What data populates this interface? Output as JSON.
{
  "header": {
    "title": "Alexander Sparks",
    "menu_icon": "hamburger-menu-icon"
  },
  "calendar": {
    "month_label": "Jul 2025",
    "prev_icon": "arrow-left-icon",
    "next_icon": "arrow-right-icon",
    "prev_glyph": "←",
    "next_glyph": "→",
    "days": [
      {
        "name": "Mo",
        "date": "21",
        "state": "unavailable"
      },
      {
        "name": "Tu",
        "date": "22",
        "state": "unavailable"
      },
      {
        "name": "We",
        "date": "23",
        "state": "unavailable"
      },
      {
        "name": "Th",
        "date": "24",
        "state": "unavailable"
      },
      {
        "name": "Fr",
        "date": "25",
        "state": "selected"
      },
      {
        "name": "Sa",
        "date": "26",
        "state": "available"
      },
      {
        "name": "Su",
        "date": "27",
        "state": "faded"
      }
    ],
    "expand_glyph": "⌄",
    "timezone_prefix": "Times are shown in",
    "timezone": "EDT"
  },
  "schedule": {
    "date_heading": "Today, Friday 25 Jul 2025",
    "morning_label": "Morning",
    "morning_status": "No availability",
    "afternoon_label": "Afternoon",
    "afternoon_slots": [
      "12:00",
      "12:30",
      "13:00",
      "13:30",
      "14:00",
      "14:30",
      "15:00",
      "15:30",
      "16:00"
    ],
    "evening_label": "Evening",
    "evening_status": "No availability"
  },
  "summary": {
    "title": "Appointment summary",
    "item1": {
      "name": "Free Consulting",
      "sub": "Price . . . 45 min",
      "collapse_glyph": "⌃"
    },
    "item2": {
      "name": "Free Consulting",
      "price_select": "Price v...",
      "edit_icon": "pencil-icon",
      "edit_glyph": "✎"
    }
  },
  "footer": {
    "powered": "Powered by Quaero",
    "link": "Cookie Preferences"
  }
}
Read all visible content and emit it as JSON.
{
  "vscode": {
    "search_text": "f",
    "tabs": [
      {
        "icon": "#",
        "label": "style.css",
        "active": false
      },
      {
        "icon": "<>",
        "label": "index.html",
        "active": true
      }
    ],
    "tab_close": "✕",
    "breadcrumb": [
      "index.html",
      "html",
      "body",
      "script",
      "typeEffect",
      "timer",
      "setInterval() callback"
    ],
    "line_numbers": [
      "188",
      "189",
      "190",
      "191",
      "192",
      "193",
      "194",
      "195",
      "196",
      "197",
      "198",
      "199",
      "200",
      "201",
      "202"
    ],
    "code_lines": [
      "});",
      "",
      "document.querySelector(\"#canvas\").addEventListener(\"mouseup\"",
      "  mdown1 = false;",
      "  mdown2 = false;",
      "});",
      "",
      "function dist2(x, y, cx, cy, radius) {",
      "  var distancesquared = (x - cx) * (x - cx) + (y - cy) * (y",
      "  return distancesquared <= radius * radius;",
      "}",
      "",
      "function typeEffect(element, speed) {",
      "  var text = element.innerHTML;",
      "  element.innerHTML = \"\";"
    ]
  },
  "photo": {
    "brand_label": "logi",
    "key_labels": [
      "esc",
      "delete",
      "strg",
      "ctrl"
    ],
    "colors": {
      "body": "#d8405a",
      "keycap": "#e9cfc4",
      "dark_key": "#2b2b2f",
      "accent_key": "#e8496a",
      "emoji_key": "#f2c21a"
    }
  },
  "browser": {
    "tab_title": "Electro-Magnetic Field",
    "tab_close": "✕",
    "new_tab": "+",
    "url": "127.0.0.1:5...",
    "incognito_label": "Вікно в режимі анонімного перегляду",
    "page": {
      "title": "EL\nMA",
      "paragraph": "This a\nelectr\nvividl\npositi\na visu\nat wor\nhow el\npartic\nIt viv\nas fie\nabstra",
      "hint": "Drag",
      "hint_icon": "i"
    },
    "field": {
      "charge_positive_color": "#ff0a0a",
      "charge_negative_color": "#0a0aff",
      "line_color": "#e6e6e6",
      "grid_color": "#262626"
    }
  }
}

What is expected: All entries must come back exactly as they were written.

Worked solution:
What data populates this interface? Output as JSON.
{
  "header": {
    "title": "Alexander Sparks",
    "menu_icon": "hamburger-menu-icon"
  },
  "calendar": {
    "month_label": "Jul 2025",
    "prev_icon": "arrow-left-icon",
    "next_icon": "arrow-right-icon",
    "prev_glyph": "←",
    "next_glyph": "→",
    "days": [
      {
        "name": "Mo",
        "date": "21",
        "state": "unavailable"
      },
      {
        "name": "Tu",
        "date": "22",
        "state": "unavailable"
      },
      {
        "name": "We",
        "date": "23",
        "state": "unavailable"
      },
      {
        "name": "Th",
        "date": "24",
        "state": "unavailable"
      },
      {
        "name": "Fr",
        "date": "25",
        "state": "selected"
      },
      {
        "name": "Sa",
        "date": "26",
        "state": "available"
      },
      {
        "name": "Su",
        "date": "27",
        "state": "faded"
      }
    ],
    "expand_glyph": "⌄",
    "timezone_prefix": "Times are shown in",
    "timezone": "EDT"
  },
  "schedule": {
    "date_heading": "Today, Friday 25 Jul 2025",
    "morning_label": "Morning",
    "morning_status": "No availability",
    "afternoon_label": "Afternoon",
    "afternoon_slots": [
      "12:00",
      "12:30",
      "13:00",
      "13:30",
      "14:00",
      "14:30",
      "15:00",
      "15:30",
      "16:00"
    ],
    "evening_label": "Evening",
    "evening_status": "No availability"
  },
  "summary": {
    "title": "Appointment summary",
    "item1": {
      "name": "Free Consulting",
      "sub": "Price . . . 45 min",
      "collapse_glyph": "⌃"
    },
    "item2": {
      "name": "Free Consulting",
      "price_select": "Price v...",
      "edit_icon": "pencil-icon",
      "edit_glyph": "✎"
    }
  },
  "footer": {
    "powered": "Powered by Quaero",
    "link": "Cookie Preferences"
  }
}
Read all visible content and emit it as JSON.
{
  "vscode": {
    "search_text": "f",
    "tabs": [
      {
        "icon": "#",
        "label": "style.css",
        "active": false
      },
      {
        "icon": "<>",
        "label": "index.html",
        "active": true
      }
    ],
    "tab_close": "✕",
    "breadcrumb": [
      "index.html",
      "html",
      "body",
      "script",
      "typeEffect",
      "timer",
      "setInterval() callback"
    ],
    "line_numbers": [
      "188",
      "189",
      "190",
      "191",
      "192",
      "193",
      "194",
      "195",
      "196",
      "197",
      "198",
      "199",
      "200",
      "201",
      "202"
    ],
    "code_lines": [
      "});",
      "",
      "document.querySelector(\"#canvas\").addEventListener(\"mouseup\"",
      "  mdown1 = false;",
      "  mdown2 = false;",
      "});",
      "",
      "function dist2(x, y, cx, cy, radius) {",
      "  var distancesquared = (x - cx) * (x - cx) + (y - cy) * (y",
      "  return distancesquared <= radius * radius;",
      "}",
      "",
      "function typeEffect(element, speed) {",
      "  var text = element.innerHTML;",
      "  element.innerHTML = \"\";"
    ]
  },
  "photo": {
    "brand_label": "logi",
    "key_labels": [
      "esc",
      "delete",
      "strg",
      "ctrl"
    ],
    "colors": {
      "body": "#d8405a",
      "keycap": "#e9cfc4",
      "dark_key": "#2b2b2f",
      "accent_key": "#e8496a",
      "emoji_key": "#f2c21a"
    }
  },
  "browser": {
    "tab_title": "Electro-Magnetic Field",
    "tab_close": "✕",
    "new_tab": "+",
    "url": "127.0.0.1:5...",
    "incognito_label": "Вікно в режимі анонімного перегляду",
    "page": {
      "title": "EL\nMA",
      "paragraph": "This a\nelectr\nvividl\npositi\na visu\nat wor\nhow el\npartic\nIt viv\nas fie\nabstra",
      "hint": "Drag",
      "hint_icon": "i"
    },
    "field": {
      "charge_positive_color": "#ff0a0a",
      "charge_negative_color": "#0a0aff",
      "line_color": "#e6e6e6",
      "grid_color": "#262626"
    }
  }
}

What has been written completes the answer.